◆ Work task
Here the job is to print all of the entries below verbatim and leave out any picture.

◆ Excerpted data
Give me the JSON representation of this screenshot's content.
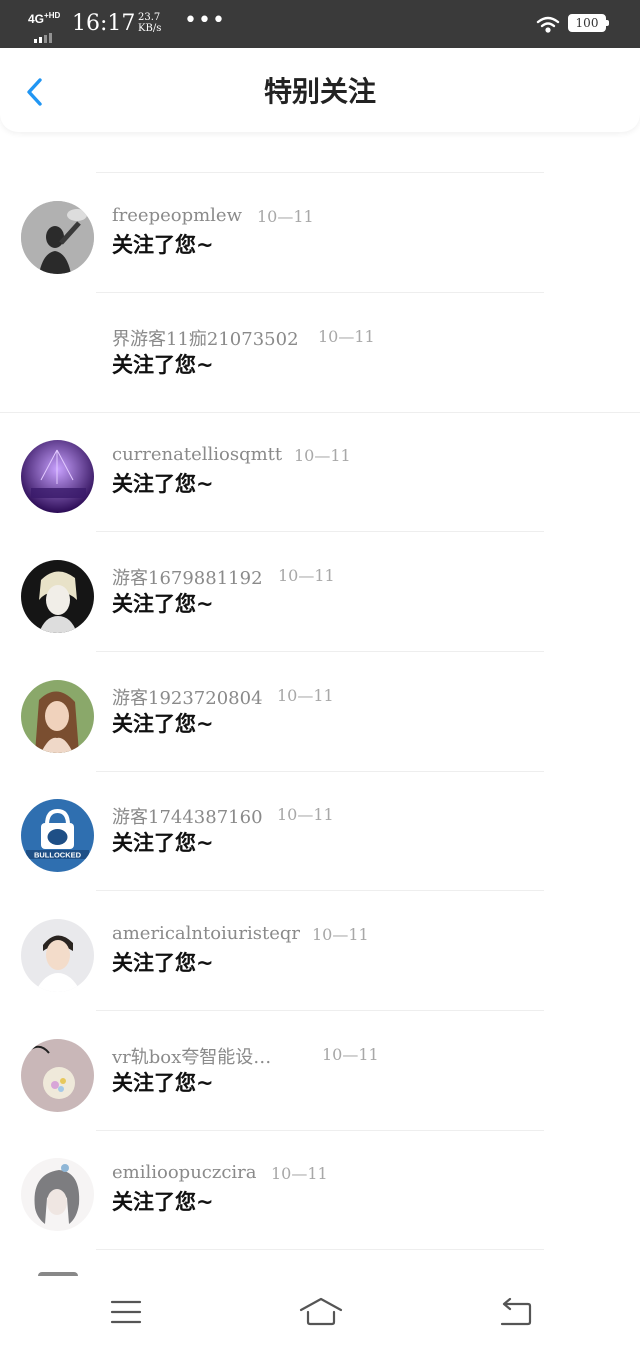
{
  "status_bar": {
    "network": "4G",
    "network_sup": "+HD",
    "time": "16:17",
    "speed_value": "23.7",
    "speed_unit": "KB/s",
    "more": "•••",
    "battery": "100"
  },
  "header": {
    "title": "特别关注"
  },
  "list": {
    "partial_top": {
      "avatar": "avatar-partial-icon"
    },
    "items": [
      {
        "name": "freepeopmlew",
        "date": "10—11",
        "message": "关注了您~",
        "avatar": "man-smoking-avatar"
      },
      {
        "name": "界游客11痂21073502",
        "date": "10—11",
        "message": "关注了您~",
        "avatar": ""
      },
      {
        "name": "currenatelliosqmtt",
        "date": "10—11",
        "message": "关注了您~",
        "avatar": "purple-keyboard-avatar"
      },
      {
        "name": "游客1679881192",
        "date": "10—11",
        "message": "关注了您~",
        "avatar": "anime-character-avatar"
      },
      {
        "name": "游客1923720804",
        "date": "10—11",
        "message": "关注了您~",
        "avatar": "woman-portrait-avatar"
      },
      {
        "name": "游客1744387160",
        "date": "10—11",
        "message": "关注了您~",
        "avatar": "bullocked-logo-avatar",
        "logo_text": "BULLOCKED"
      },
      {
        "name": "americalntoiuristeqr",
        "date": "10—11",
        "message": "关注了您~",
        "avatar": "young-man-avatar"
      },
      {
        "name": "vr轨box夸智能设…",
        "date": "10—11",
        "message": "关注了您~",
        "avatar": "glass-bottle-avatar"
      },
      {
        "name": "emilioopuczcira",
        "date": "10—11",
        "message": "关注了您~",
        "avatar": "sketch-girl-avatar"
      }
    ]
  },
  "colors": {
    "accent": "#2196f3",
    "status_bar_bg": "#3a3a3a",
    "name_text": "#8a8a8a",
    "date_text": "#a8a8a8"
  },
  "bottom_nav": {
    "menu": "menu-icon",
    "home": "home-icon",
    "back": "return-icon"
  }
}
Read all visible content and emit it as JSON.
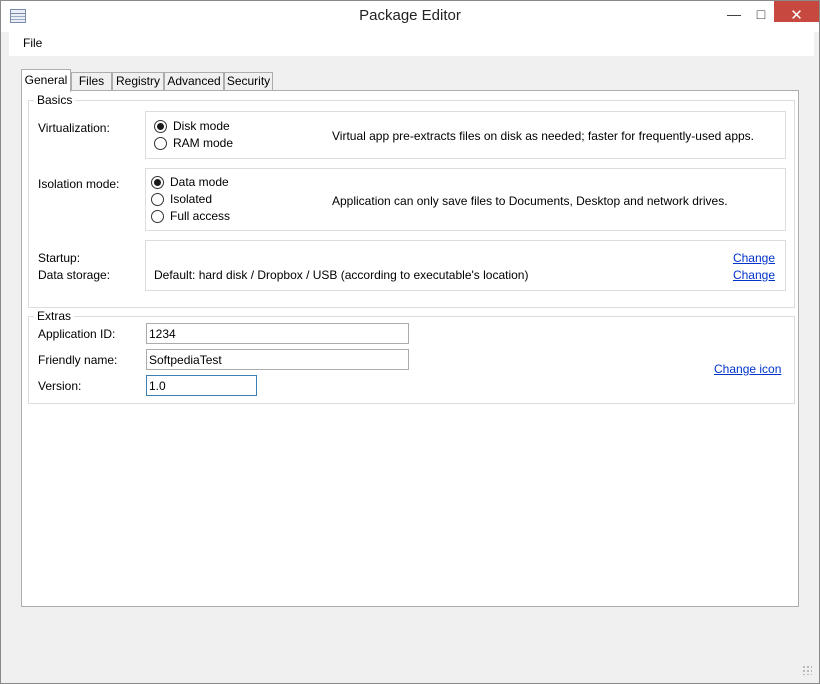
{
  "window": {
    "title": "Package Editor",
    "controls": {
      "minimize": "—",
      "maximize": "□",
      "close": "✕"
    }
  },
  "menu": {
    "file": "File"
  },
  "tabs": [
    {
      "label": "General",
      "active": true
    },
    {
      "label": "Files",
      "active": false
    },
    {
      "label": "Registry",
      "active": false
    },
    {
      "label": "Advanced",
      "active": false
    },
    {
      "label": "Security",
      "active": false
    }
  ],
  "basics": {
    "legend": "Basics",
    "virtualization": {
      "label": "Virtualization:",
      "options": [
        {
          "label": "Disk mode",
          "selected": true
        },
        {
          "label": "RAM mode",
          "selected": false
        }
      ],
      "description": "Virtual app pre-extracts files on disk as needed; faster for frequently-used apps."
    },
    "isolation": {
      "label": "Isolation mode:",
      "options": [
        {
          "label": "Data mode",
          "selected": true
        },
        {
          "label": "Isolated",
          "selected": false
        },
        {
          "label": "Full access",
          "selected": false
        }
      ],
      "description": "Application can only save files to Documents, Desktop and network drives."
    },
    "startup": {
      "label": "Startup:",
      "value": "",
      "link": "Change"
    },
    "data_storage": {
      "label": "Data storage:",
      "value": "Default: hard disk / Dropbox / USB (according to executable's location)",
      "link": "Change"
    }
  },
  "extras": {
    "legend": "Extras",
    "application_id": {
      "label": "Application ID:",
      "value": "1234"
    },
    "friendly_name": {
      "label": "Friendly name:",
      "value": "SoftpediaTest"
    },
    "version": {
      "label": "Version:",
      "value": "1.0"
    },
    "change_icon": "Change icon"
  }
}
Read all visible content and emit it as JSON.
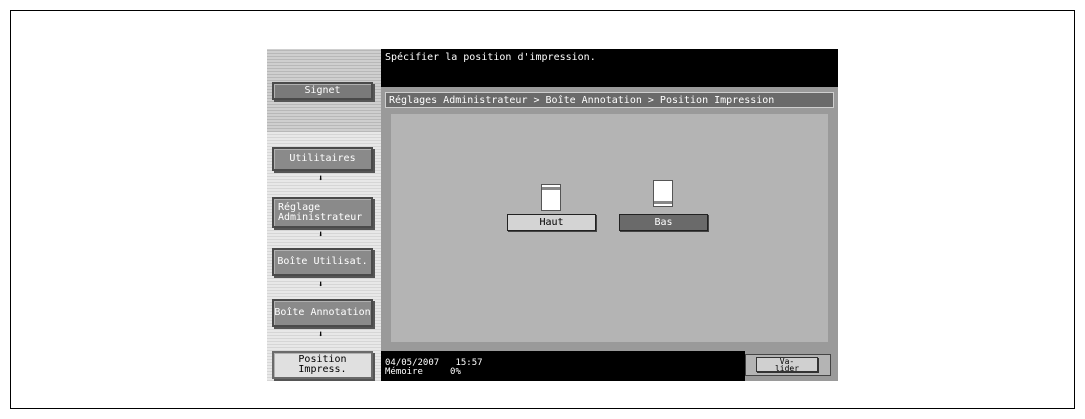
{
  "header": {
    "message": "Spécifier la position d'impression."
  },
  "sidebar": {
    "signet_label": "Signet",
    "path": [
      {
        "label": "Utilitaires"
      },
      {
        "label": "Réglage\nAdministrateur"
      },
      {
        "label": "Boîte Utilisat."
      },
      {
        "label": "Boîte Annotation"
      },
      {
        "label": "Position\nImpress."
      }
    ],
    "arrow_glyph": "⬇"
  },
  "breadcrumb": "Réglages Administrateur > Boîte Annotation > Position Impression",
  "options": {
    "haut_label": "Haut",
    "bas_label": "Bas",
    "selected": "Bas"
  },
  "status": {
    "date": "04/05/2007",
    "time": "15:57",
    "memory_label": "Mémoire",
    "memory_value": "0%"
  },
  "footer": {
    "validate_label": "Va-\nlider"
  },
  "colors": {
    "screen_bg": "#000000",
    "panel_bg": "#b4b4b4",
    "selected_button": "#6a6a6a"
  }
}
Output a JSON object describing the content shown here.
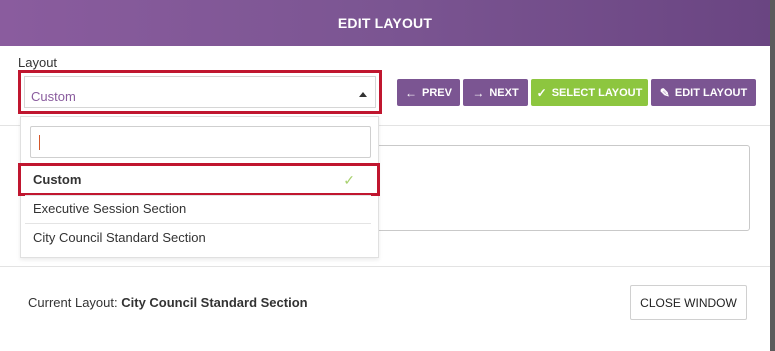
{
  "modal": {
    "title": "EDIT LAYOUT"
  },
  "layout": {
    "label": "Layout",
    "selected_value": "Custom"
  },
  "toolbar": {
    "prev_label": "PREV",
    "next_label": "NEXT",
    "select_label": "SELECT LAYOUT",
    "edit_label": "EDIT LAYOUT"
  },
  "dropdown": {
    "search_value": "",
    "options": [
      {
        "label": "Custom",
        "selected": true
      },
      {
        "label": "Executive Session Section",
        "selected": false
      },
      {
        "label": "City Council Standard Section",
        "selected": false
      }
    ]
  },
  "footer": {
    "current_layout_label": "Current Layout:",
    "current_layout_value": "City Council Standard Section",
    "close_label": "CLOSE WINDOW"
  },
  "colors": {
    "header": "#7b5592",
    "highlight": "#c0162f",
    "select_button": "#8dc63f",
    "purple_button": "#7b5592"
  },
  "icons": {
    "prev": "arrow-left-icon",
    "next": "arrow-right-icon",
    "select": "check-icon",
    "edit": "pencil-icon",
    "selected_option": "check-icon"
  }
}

◆ Exercise result
Give me the JSON representation of this screenshot's content.
{
  "status_bar": {
    "network": "4G",
    "network_sup": "+HD",
    "time": "16:17",
    "speed_value": "23.7",
    "speed_unit": "KB/s",
    "more": "•••",
    "battery": "100"
  },
  "header": {
    "title": "特别关注"
  },
  "list": {
    "partial_top": {
      "avatar": "avatar-partial-icon"
    },
    "items": [
      {
        "name": "freepeopmlew",
        "date": "10—11",
        "message": "关注了您~",
        "avatar": "man-smoking-avatar"
      },
      {
        "name": "界游客11痂21073502",
        "date": "10—11",
        "message": "关注了您~",
        "avatar": ""
      },
      {
        "name": "currenatelliosqmtt",
        "date": "10—11",
        "message": "关注了您~",
        "avatar": "purple-keyboard-avatar"
      },
      {
        "name": "游客1679881192",
        "date": "10—11",
        "message": "关注了您~",
        "avatar": "anime-character-avatar"
      },
      {
        "name": "游客1923720804",
        "date": "10—11",
        "message": "关注了您~",
        "avatar": "woman-portrait-avatar"
      },
      {
        "name": "游客1744387160",
        "date": "10—11",
        "message": "关注了您~",
        "avatar": "bullocked-logo-avatar",
        "logo_text": "BULLOCKED"
      },
      {
        "name": "americalntoiuristeqr",
        "date": "10—11",
        "message": "关注了您~",
        "avatar": "young-man-avatar"
      },
      {
        "name": "vr轨box夸智能设…",
        "date": "10—11",
        "message": "关注了您~",
        "avatar": "glass-bottle-avatar"
      },
      {
        "name": "emilioopuczcira",
        "date": "10—11",
        "message": "关注了您~",
        "avatar": "sketch-girl-avatar"
      }
    ]
  },
  "colors": {
    "accent": "#2196f3",
    "status_bar_bg": "#3a3a3a",
    "name_text": "#8a8a8a",
    "date_text": "#a8a8a8"
  },
  "bottom_nav": {
    "menu": "menu-icon",
    "home": "home-icon",
    "back": "return-icon"
  }
}
Read all visible content and emit it as JSON.
{
  "window": {
    "title": "Package Editor",
    "controls": {
      "minimize": "—",
      "maximize": "□",
      "close": "✕"
    }
  },
  "menu": {
    "file": "File"
  },
  "tabs": [
    {
      "label": "General",
      "active": true
    },
    {
      "label": "Files",
      "active": false
    },
    {
      "label": "Registry",
      "active": false
    },
    {
      "label": "Advanced",
      "active": false
    },
    {
      "label": "Security",
      "active": false
    }
  ],
  "basics": {
    "legend": "Basics",
    "virtualization": {
      "label": "Virtualization:",
      "options": [
        {
          "label": "Disk mode",
          "selected": true
        },
        {
          "label": "RAM mode",
          "selected": false
        }
      ],
      "description": "Virtual app pre-extracts files on disk as needed; faster for frequently-used apps."
    },
    "isolation": {
      "label": "Isolation mode:",
      "options": [
        {
          "label": "Data mode",
          "selected": true
        },
        {
          "label": "Isolated",
          "selected": false
        },
        {
          "label": "Full access",
          "selected": false
        }
      ],
      "description": "Application can only save files to Documents, Desktop and network drives."
    },
    "startup": {
      "label": "Startup:",
      "value": "",
      "link": "Change"
    },
    "data_storage": {
      "label": "Data storage:",
      "value": "Default: hard disk / Dropbox / USB (according to executable's location)",
      "link": "Change"
    }
  },
  "extras": {
    "legend": "Extras",
    "application_id": {
      "label": "Application ID:",
      "value": "1234"
    },
    "friendly_name": {
      "label": "Friendly name:",
      "value": "SoftpediaTest"
    },
    "version": {
      "label": "Version:",
      "value": "1.0"
    },
    "change_icon": "Change icon"
  }
}
Read all visible content and emit it as JSON.
{
  "header": {
    "message": "Spécifier la position d'impression."
  },
  "sidebar": {
    "signet_label": "Signet",
    "path": [
      {
        "label": "Utilitaires"
      },
      {
        "label": "Réglage\nAdministrateur"
      },
      {
        "label": "Boîte Utilisat."
      },
      {
        "label": "Boîte Annotation"
      },
      {
        "label": "Position\nImpress."
      }
    ],
    "arrow_glyph": "⬇"
  },
  "breadcrumb": "Réglages Administrateur > Boîte Annotation > Position Impression",
  "options": {
    "haut_label": "Haut",
    "bas_label": "Bas",
    "selected": "Bas"
  },
  "status": {
    "date": "04/05/2007",
    "time": "15:57",
    "memory_label": "Mémoire",
    "memory_value": "0%"
  },
  "footer": {
    "validate_label": "Va-\nlider"
  },
  "colors": {
    "screen_bg": "#000000",
    "panel_bg": "#b4b4b4",
    "selected_button": "#6a6a6a"
  }
}
Output a JSON object describing the content shown here.
{
  "modal": {
    "title": "EDIT LAYOUT"
  },
  "layout": {
    "label": "Layout",
    "selected_value": "Custom"
  },
  "toolbar": {
    "prev_label": "PREV",
    "next_label": "NEXT",
    "select_label": "SELECT LAYOUT",
    "edit_label": "EDIT LAYOUT"
  },
  "dropdown": {
    "search_value": "",
    "options": [
      {
        "label": "Custom",
        "selected": true
      },
      {
        "label": "Executive Session Section",
        "selected": false
      },
      {
        "label": "City Council Standard Section",
        "selected": false
      }
    ]
  },
  "footer": {
    "current_layout_label": "Current Layout:",
    "current_layout_value": "City Council Standard Section",
    "close_label": "CLOSE WINDOW"
  },
  "colors": {
    "header": "#7b5592",
    "highlight": "#c0162f",
    "select_button": "#8dc63f",
    "purple_button": "#7b5592"
  },
  "icons": {
    "prev": "arrow-left-icon",
    "next": "arrow-right-icon",
    "select": "check-icon",
    "edit": "pencil-icon",
    "selected_option": "check-icon"
  }
}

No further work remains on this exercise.